* _DATA TO USE_:
==========

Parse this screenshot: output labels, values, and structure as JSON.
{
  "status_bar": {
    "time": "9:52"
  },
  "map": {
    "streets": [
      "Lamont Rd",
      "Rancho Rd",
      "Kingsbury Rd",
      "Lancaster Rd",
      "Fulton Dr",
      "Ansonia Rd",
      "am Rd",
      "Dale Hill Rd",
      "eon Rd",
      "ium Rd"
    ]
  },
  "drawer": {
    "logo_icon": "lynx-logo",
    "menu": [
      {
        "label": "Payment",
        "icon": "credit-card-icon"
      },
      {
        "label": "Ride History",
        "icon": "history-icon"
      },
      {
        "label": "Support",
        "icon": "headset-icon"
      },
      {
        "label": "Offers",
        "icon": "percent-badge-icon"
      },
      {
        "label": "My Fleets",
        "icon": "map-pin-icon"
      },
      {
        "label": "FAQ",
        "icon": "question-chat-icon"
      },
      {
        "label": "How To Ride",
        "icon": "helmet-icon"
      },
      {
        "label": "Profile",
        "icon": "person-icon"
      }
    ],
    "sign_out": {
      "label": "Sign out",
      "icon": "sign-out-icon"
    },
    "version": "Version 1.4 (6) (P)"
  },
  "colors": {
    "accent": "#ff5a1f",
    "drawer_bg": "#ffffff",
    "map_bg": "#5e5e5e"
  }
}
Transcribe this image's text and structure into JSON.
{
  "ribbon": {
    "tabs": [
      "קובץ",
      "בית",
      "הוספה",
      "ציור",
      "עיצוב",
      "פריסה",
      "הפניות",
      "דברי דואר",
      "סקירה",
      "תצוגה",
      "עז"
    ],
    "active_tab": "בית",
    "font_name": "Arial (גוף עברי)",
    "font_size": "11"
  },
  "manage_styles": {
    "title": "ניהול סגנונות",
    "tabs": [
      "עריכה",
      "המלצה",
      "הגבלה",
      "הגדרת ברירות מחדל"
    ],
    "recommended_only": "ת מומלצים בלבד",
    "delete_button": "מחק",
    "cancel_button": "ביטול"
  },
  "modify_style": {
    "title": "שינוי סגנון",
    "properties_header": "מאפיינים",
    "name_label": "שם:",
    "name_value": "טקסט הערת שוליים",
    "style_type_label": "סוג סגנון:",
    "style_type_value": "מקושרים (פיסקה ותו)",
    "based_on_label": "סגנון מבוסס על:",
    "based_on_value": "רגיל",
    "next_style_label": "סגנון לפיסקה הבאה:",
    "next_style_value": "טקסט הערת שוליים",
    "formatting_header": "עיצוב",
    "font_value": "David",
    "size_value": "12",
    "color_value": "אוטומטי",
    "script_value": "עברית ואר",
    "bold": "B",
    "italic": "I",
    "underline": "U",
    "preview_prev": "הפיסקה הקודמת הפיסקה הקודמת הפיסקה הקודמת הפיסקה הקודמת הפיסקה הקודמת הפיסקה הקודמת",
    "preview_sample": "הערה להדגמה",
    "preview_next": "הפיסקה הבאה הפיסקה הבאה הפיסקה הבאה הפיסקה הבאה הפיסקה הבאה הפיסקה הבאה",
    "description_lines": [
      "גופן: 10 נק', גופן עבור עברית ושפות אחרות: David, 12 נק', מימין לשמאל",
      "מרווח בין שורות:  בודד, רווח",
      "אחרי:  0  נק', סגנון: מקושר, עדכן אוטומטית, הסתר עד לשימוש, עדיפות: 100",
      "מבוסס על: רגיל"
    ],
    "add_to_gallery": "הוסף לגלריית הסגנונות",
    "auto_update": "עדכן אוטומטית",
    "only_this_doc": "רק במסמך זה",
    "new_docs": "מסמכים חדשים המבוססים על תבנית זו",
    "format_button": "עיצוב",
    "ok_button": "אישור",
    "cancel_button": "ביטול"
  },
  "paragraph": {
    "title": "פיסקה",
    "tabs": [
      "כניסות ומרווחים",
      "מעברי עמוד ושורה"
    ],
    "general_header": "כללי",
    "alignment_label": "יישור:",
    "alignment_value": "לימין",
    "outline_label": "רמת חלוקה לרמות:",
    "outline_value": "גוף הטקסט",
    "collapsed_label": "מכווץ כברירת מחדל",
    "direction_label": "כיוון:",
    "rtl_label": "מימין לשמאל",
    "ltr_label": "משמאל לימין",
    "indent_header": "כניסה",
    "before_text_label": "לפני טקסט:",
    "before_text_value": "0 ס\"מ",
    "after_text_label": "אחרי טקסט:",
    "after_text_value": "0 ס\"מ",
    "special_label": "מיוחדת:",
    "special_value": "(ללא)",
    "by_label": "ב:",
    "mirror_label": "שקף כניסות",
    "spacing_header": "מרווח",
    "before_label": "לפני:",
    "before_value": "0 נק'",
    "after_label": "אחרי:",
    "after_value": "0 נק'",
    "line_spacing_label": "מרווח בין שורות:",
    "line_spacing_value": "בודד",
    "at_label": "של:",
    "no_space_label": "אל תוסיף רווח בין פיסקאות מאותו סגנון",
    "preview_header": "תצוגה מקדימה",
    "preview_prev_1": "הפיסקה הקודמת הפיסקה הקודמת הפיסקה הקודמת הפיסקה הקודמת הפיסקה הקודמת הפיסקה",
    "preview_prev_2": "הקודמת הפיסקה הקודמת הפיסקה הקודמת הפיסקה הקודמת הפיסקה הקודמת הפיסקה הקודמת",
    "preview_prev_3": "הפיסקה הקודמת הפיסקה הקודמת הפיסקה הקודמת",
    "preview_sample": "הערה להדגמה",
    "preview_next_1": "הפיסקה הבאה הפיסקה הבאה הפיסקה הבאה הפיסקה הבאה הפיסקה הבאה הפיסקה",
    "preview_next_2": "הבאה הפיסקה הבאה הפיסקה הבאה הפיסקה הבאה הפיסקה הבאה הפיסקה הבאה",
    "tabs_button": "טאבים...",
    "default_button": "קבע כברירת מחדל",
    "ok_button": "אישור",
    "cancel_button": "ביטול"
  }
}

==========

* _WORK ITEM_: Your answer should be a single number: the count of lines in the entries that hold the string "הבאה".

* _RESPONSE BELOW_: 4